<mark>Journal publication date</mark>30/06/2024
<mark>Journal</mark>SSM - Population Health
Volume26
Publication StatusE-pub ahead of print
Early online date2/05/24
<mark>Original language</mark>English

Abstract
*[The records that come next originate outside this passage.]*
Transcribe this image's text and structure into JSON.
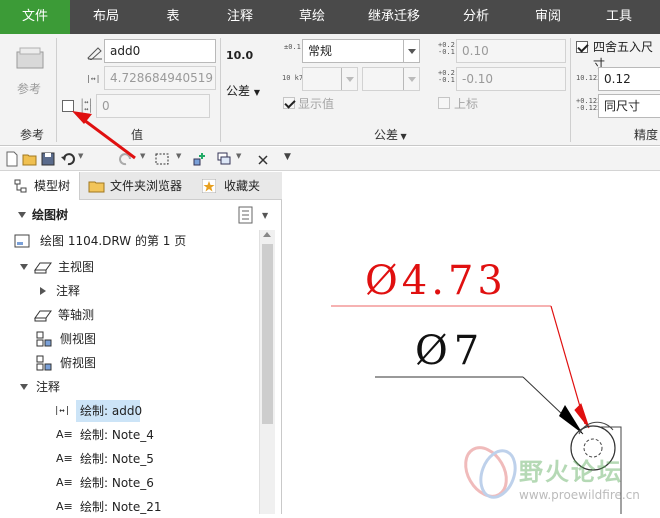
{
  "ribbon_tabs": [
    "文件",
    "布局",
    "表",
    "注释",
    "草绘",
    "继承迁移",
    "分析",
    "审阅",
    "工具"
  ],
  "ribbon": {
    "ref_group": {
      "button_label": "参考",
      "group_label": "参考"
    },
    "value_group": {
      "name_value": "add0",
      "nominal_value": "4.728684940519",
      "override_value": "0",
      "group_label": "值"
    },
    "tolerance_group": {
      "decimal_display": "10.0",
      "tol_button_label": "公差",
      "tol_type": "常规",
      "show_value_label": "显示值",
      "upper_value": "0.10",
      "lower_value": "-0.10",
      "upper_label": "上标",
      "group_label": "公差"
    },
    "precision_group": {
      "round_label": "四舍五入尺寸",
      "precision_value": "0.12",
      "same_size_label": "同尺寸",
      "group_label": "精度"
    },
    "icons": {
      "tol_icon_top": "±0.1",
      "tol_icon_k7": "10 k7",
      "prec_icon_1": "10.123",
      "prec_icon_2": "+0.123"
    }
  },
  "panel": {
    "tabs": [
      "模型树",
      "文件夹浏览器",
      "收藏夹"
    ],
    "tree_title": "绘图树",
    "rows": [
      "绘图 1104.DRW 的第 1 页",
      "主视图",
      "注释",
      "等轴测",
      "侧视图",
      "俯视图",
      "注释",
      "绘制: add0",
      "绘制: Note_4",
      "绘制: Note_5",
      "绘制: Note_6",
      "绘制: Note_21"
    ]
  },
  "drawing": {
    "dim_red": "Ø4.73",
    "dim_black": "Ø7",
    "watermark_title": "野火论坛",
    "watermark_url": "www.proewildfire.cn",
    "red": "#e01010"
  }
}
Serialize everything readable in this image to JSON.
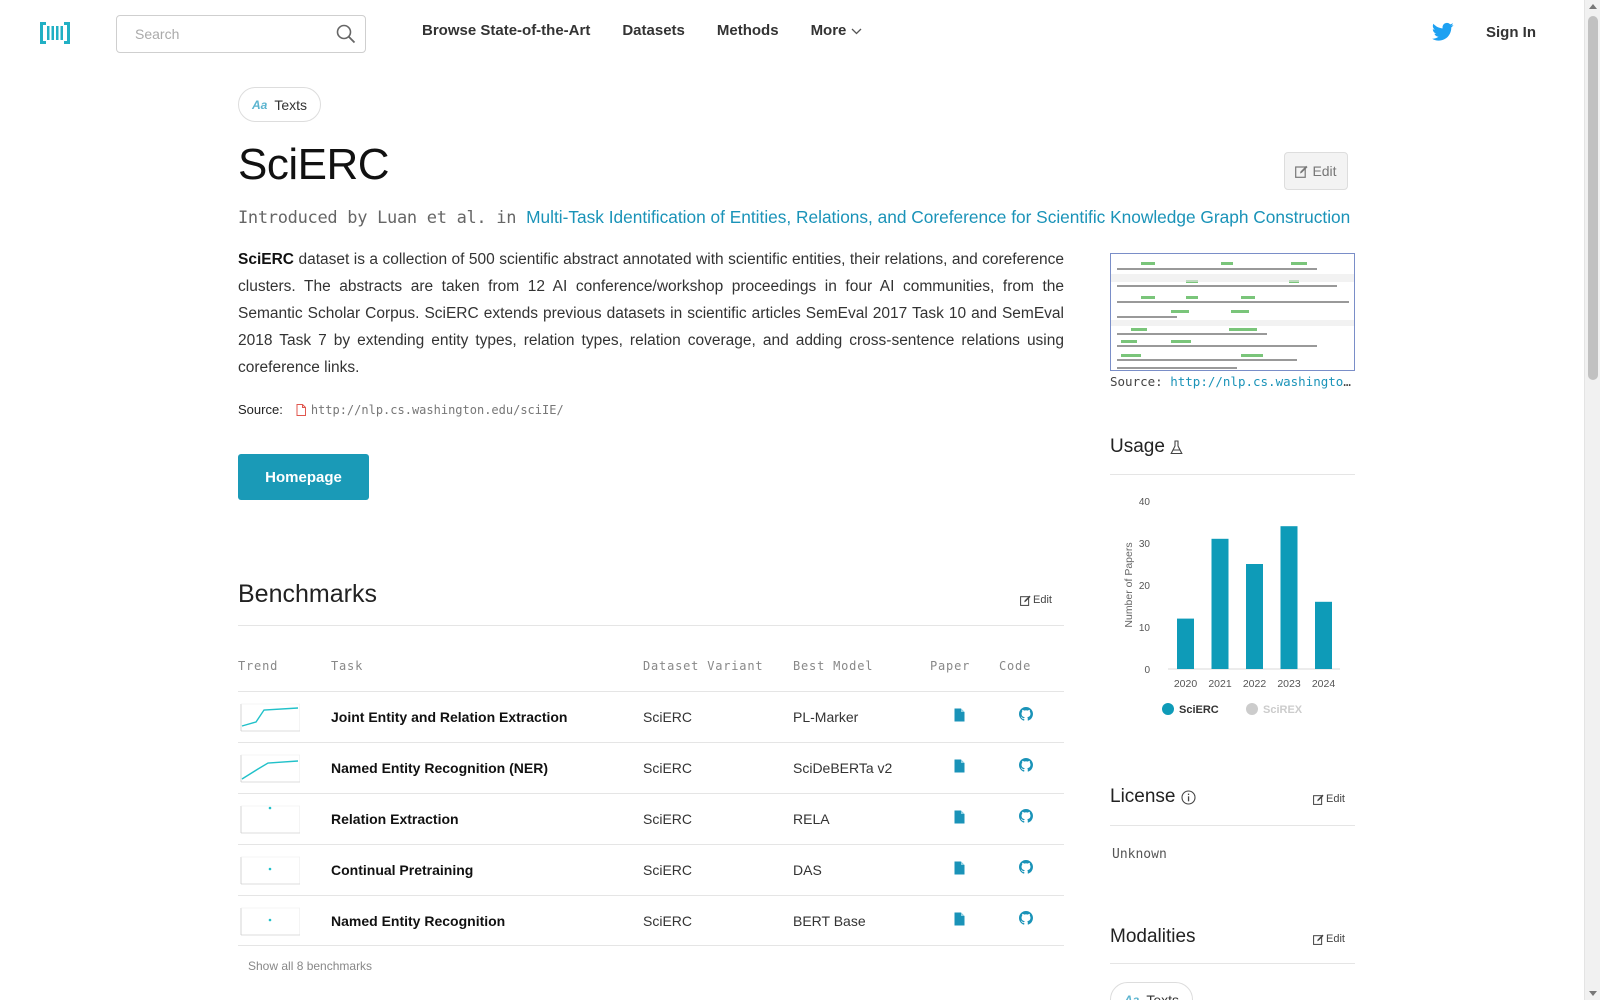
{
  "nav": {
    "search_placeholder": "Search",
    "links": [
      "Browse State-of-the-Art",
      "Datasets",
      "Methods",
      "More"
    ],
    "sign_in": "Sign In"
  },
  "modality_top": "Texts",
  "title": "SciERC",
  "edit_label": "Edit",
  "intro": {
    "prefix": "Introduced by Luan et al. in ",
    "paper_title": "Multi-Task Identification of Entities, Relations, and Coreference for Scientific Knowledge Graph Construction"
  },
  "description": {
    "bold": "SciERC",
    "text": " dataset is a collection of 500 scientific abstract annotated with scientific entities, their relations, and coreference clusters. The abstracts are taken from 12 AI conference/workshop proceedings in four AI communities, from the Semantic Scholar Corpus. SciERC extends previous datasets in scientific articles SemEval 2017 Task 10 and SemEval 2018 Task 7 by extending entity types, relation types, relation coverage, and adding cross-sentence relations using coreference links."
  },
  "source": {
    "label": "Source:",
    "url": "http://nlp.cs.washington.edu/sciIE/"
  },
  "homepage_button": "Homepage",
  "benchmarks": {
    "title": "Benchmarks",
    "edit": "Edit",
    "headers": [
      "Trend",
      "Task",
      "Dataset Variant",
      "Best Model",
      "Paper",
      "Code"
    ],
    "rows": [
      {
        "task": "Joint Entity and Relation Extraction",
        "variant": "SciERC",
        "model": "PL-Marker"
      },
      {
        "task": "Named Entity Recognition (NER)",
        "variant": "SciERC",
        "model": "SciDeBERTa v2"
      },
      {
        "task": "Relation Extraction",
        "variant": "SciERC",
        "model": "RELA"
      },
      {
        "task": "Continual Pretraining",
        "variant": "SciERC",
        "model": "DAS"
      },
      {
        "task": "Named Entity Recognition",
        "variant": "SciERC",
        "model": "BERT Base"
      }
    ],
    "show_all": "Show all 8 benchmarks"
  },
  "sidebar": {
    "image_source_label": "Source:",
    "image_source_url": "http://nlp.cs.washington.edu/sciIE/",
    "usage_title": "Usage",
    "license_title": "License",
    "license_edit": "Edit",
    "license_value": "Unknown",
    "modalities_title": "Modalities",
    "modalities_edit": "Edit",
    "modality": "Texts"
  },
  "colors": {
    "accent": "#1a9ab7",
    "link": "#1a93b8",
    "bar": "#0e9bb8",
    "legend_inactive": "#cccccc"
  },
  "chart_data": {
    "type": "bar",
    "categories": [
      "2020",
      "2021",
      "2022",
      "2023",
      "2024"
    ],
    "series": [
      {
        "name": "SciERC",
        "values": [
          12,
          31,
          25,
          34,
          16
        ],
        "active": true
      },
      {
        "name": "SciREX",
        "values": [],
        "active": false
      }
    ],
    "ylabel": "Number of Papers",
    "ylim": [
      0,
      40
    ],
    "yticks": [
      0,
      10,
      20,
      30,
      40
    ],
    "legend": "bottom",
    "grid": false
  }
}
Background: Significant social and political changes occurred in the UK between 2015 and 2020. Few studies have examined population level trends in experiencing discrimination and mental health problems during this period. Aims: To determine prevalence trends in perceived discrimination and probable mental health problems amongst UK adults during 2015–2020. Method: Repeated cross-sectional data from the UK Household Longitudinal Study was used to estimate nationally representative trends in perceived discrimination and probable mental health problems (GHQ-12; 4+ threshold) among adults between 2015/2016–2019/2020 (25,756 observations). Weighted logistic regression models with post-estimation margins commands determined changes between survey waves controlling for sociodemographic characteristics. Mediation models explored whether changes in perceived discrimination prevalence trends explained trends in probable mental health problems. Results: From 2015/2016 to 2019/2020 perceived discrimination and probable mental health problems increased significantly by 6·1% (95% CI: 3·4–8·8, p